What needs to be done:
The expected output is the data below, restated word for word.
[Extracted information — start]
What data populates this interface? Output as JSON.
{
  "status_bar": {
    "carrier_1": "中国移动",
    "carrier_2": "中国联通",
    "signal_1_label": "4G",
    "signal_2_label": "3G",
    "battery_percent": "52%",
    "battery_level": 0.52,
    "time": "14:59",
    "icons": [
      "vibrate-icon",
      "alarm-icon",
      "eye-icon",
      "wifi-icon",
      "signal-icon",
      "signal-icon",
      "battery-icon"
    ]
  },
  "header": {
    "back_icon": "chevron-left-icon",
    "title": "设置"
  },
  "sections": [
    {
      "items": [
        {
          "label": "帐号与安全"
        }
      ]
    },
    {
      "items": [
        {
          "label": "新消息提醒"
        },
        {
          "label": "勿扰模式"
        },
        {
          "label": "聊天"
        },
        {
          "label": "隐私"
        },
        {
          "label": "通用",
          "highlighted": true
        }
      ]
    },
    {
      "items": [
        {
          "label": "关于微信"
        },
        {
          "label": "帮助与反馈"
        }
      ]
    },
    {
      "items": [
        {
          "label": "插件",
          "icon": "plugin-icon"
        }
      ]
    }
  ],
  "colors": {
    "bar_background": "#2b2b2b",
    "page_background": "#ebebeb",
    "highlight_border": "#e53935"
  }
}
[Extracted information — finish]
Exercise solution:
What data populates this interface? Output as JSON.
{
  "status_bar": {
    "carrier_1": "中国移动",
    "carrier_2": "中国联通",
    "signal_1_label": "4G",
    "signal_2_label": "3G",
    "battery_percent": "52%",
    "battery_level": 0.52,
    "time": "14:59",
    "icons": [
      "vibrate-icon",
      "alarm-icon",
      "eye-icon",
      "wifi-icon",
      "signal-icon",
      "signal-icon",
      "battery-icon"
    ]
  },
  "header": {
    "back_icon": "chevron-left-icon",
    "title": "设置"
  },
  "sections": [
    {
      "items": [
        {
          "label": "帐号与安全"
        }
      ]
    },
    {
      "items": [
        {
          "label": "新消息提醒"
        },
        {
          "label": "勿扰模式"
        },
        {
          "label": "聊天"
        },
        {
          "label": "隐私"
        },
        {
          "label": "通用",
          "highlighted": true
        }
      ]
    },
    {
      "items": [
        {
          "label": "关于微信"
        },
        {
          "label": "帮助与反馈"
        }
      ]
    },
    {
      "items": [
        {
          "label": "插件",
          "icon": "plugin-icon"
        }
      ]
    }
  ],
  "colors": {
    "bar_background": "#2b2b2b",
    "page_background": "#ebebeb",
    "highlight_border": "#e53935"
  }
}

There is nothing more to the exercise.